can you make a living from your profession?
how much do you earn a month?
how do you spend your money?
do you need specific equipment to execute your job?
how do invest in equipment? loan?collective buying? gift?
is it important to work in a women-only group?
are you part of networks?
does technology affect your social environment?
is your work location specific?
what are your sources of inspriration?
describe your relation to your community?
do you encounter gender-specific problems?
do you connect technology and activism?
do you have experience with alternative forms of knowledge production?
how do you deal with ownership?
are you close to nature?
do you care about ecology and sustainable environments?
is there an obstacle which keeps you from pursuing your interests?
what are your ambitions for the future?
what are your most personal prejudices?
do you see yourself as an example?
what do you see yourself doing at the age of 70?
What experimental education processes are you familiar with?
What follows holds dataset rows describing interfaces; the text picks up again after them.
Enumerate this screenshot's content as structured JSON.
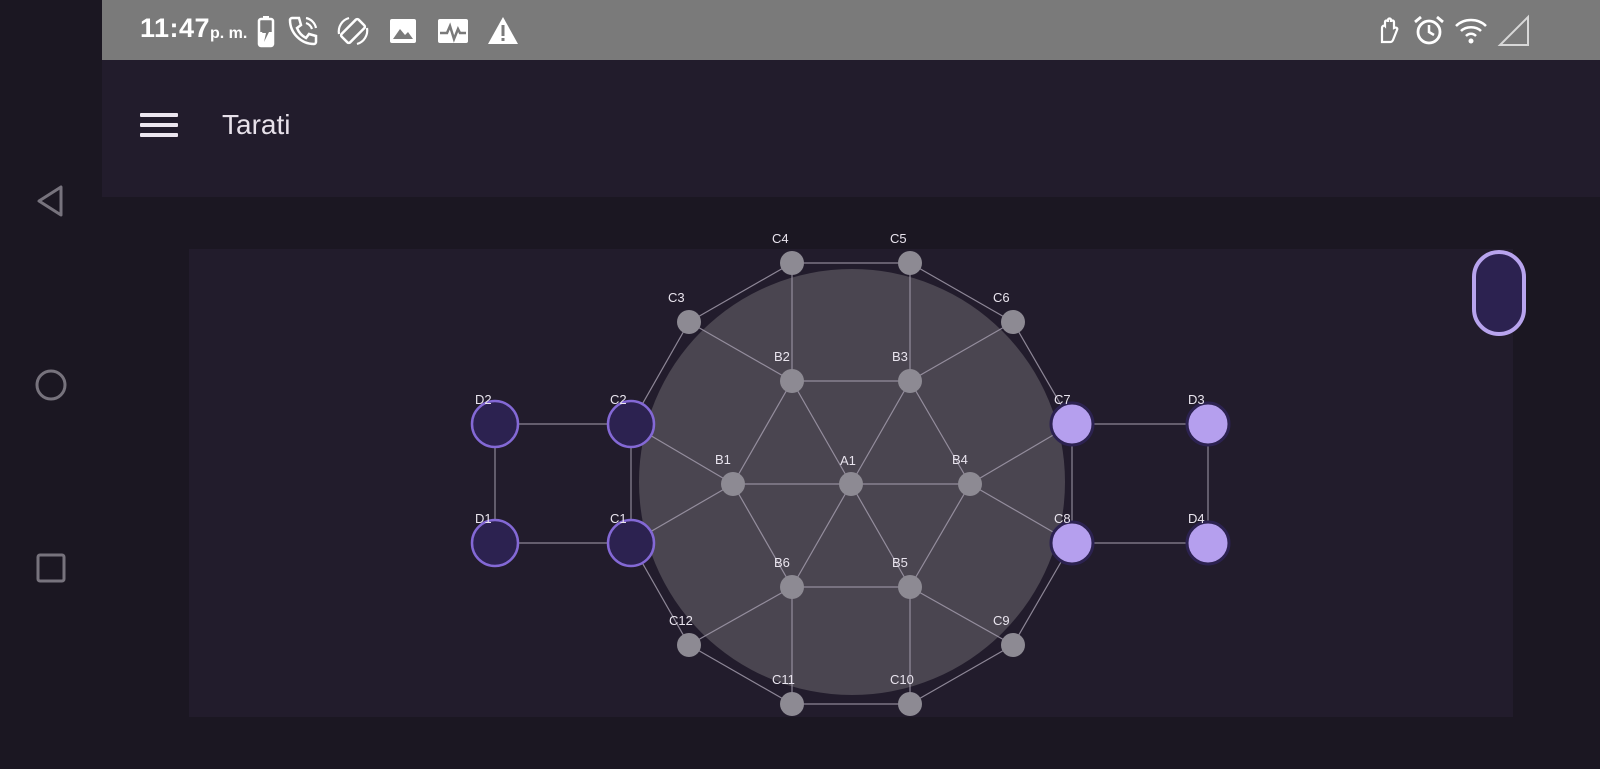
{
  "status_bar": {
    "time": "11:47",
    "ampm": "p. m.",
    "left_icons": [
      "battery-charging-icon",
      "phone-call-icon",
      "screen-rotate-icon",
      "image-icon",
      "activity-monitor-icon",
      "warning-icon"
    ],
    "right_icons": [
      "hand-gesture-icon",
      "alarm-clock-icon",
      "wifi-icon",
      "signal-icon"
    ]
  },
  "app_bar": {
    "title": "Tarati",
    "menu_icon": "hamburger-menu-icon"
  },
  "nav_bar": {
    "buttons": [
      "back-triangle-icon",
      "home-circle-icon",
      "recents-square-icon"
    ]
  },
  "colors": {
    "background": "#1b1722",
    "panel": "#221c2c",
    "status_bar": "#7a7a7a",
    "circle_fill": "#4a4550",
    "empty_node": "#8d8a93",
    "dark_piece_fill": "#2c2250",
    "dark_piece_stroke": "#8469d6",
    "light_piece_fill": "#b59fee",
    "edge": "#a19aaa",
    "toggle_border": "#b8a4ee"
  },
  "board": {
    "nodes": [
      {
        "id": "A1",
        "label": "A1",
        "piece": "empty"
      },
      {
        "id": "B1",
        "label": "B1",
        "piece": "empty"
      },
      {
        "id": "B2",
        "label": "B2",
        "piece": "empty"
      },
      {
        "id": "B3",
        "label": "B3",
        "piece": "empty"
      },
      {
        "id": "B4",
        "label": "B4",
        "piece": "empty"
      },
      {
        "id": "B5",
        "label": "B5",
        "piece": "empty"
      },
      {
        "id": "B6",
        "label": "B6",
        "piece": "empty"
      },
      {
        "id": "C1",
        "label": "C1",
        "piece": "dark"
      },
      {
        "id": "C2",
        "label": "C2",
        "piece": "dark"
      },
      {
        "id": "C3",
        "label": "C3",
        "piece": "empty"
      },
      {
        "id": "C4",
        "label": "C4",
        "piece": "empty"
      },
      {
        "id": "C5",
        "label": "C5",
        "piece": "empty"
      },
      {
        "id": "C6",
        "label": "C6",
        "piece": "empty"
      },
      {
        "id": "C7",
        "label": "C7",
        "piece": "light"
      },
      {
        "id": "C8",
        "label": "C8",
        "piece": "light"
      },
      {
        "id": "C9",
        "label": "C9",
        "piece": "empty"
      },
      {
        "id": "C10",
        "label": "C10",
        "piece": "empty"
      },
      {
        "id": "C11",
        "label": "C11",
        "piece": "empty"
      },
      {
        "id": "C12",
        "label": "C12",
        "piece": "empty"
      },
      {
        "id": "D1",
        "label": "D1",
        "piece": "dark"
      },
      {
        "id": "D2",
        "label": "D2",
        "piece": "dark"
      },
      {
        "id": "D3",
        "label": "D3",
        "piece": "light"
      },
      {
        "id": "D4",
        "label": "D4",
        "piece": "light"
      }
    ],
    "edges": [
      [
        "A1",
        "B1"
      ],
      [
        "A1",
        "B2"
      ],
      [
        "A1",
        "B3"
      ],
      [
        "A1",
        "B4"
      ],
      [
        "A1",
        "B5"
      ],
      [
        "A1",
        "B6"
      ],
      [
        "B1",
        "B2"
      ],
      [
        "B2",
        "B3"
      ],
      [
        "B3",
        "B4"
      ],
      [
        "B4",
        "B5"
      ],
      [
        "B5",
        "B6"
      ],
      [
        "B6",
        "B1"
      ],
      [
        "B1",
        "C1"
      ],
      [
        "B1",
        "C2"
      ],
      [
        "B2",
        "C3"
      ],
      [
        "B2",
        "C4"
      ],
      [
        "B3",
        "C5"
      ],
      [
        "B3",
        "C6"
      ],
      [
        "B4",
        "C7"
      ],
      [
        "B4",
        "C8"
      ],
      [
        "B5",
        "C9"
      ],
      [
        "B5",
        "C10"
      ],
      [
        "B6",
        "C11"
      ],
      [
        "B6",
        "C12"
      ],
      [
        "C1",
        "C2"
      ],
      [
        "C2",
        "C3"
      ],
      [
        "C3",
        "C4"
      ],
      [
        "C4",
        "C5"
      ],
      [
        "C5",
        "C6"
      ],
      [
        "C6",
        "C7"
      ],
      [
        "C7",
        "C8"
      ],
      [
        "C8",
        "C9"
      ],
      [
        "C9",
        "C10"
      ],
      [
        "C10",
        "C11"
      ],
      [
        "C11",
        "C12"
      ],
      [
        "C12",
        "C1"
      ],
      [
        "C1",
        "D1"
      ],
      [
        "C2",
        "D2"
      ],
      [
        "D1",
        "D2"
      ],
      [
        "C7",
        "D3"
      ],
      [
        "C8",
        "D4"
      ],
      [
        "D3",
        "D4"
      ]
    ]
  },
  "toggle_button": {
    "icon": "pill-toggle-icon"
  }
}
Do you see (expect) a link between education and sustainability?
does the concept of sustainability affect your work?
do you think you are succesful in life?
What are sustainable processes for you?
How do you evaluate yourself?
Which traditions do you see as important for the future?
Are stories and oral tradition (for you) an important tool for learning and communicating?
Are (self) study and research an important tool for your development?
What is your role in you family? Community?
Do you think decentralization is important?
What is the importance of traditional knowledge?
What is the credibility of non formal education for sustainable development?
What do you think about collective decision-making?
Are you involved in politics?
Do you document your work?
Are you concerned about the future of food?
Do you think traditions are valuable for a sustainable development?
How do you approach diversity?
How do you implement the concept of diversity in your life?
Do you believe in the power of organic agriculture?
Do you defend indigenous knowledge?
Are science and technology important to you?
What is the importance of water in your life?
Do you actually go through a stage of transition?
Do you contribute to the debate on social change?
What are the (working) tools you have at your disposition?
Where do you get you information?
What are your tools for communication?
Is spirituality important to you?
What are your economic values?
What changes would you like to embed in your daily life?
What is you job description?
How do you see your children's future?
Do you see yourself as an entrepreneur?
Are you self-supporting?
Is language an important tool to you?
What is your commitment towards your community?
Are storytelling and oral transmission important tools to you?
What means the concept of equality to you?
Can you compose a song about your future?
What is your contribution to a sustainable society?
Can you share your ideas with your community?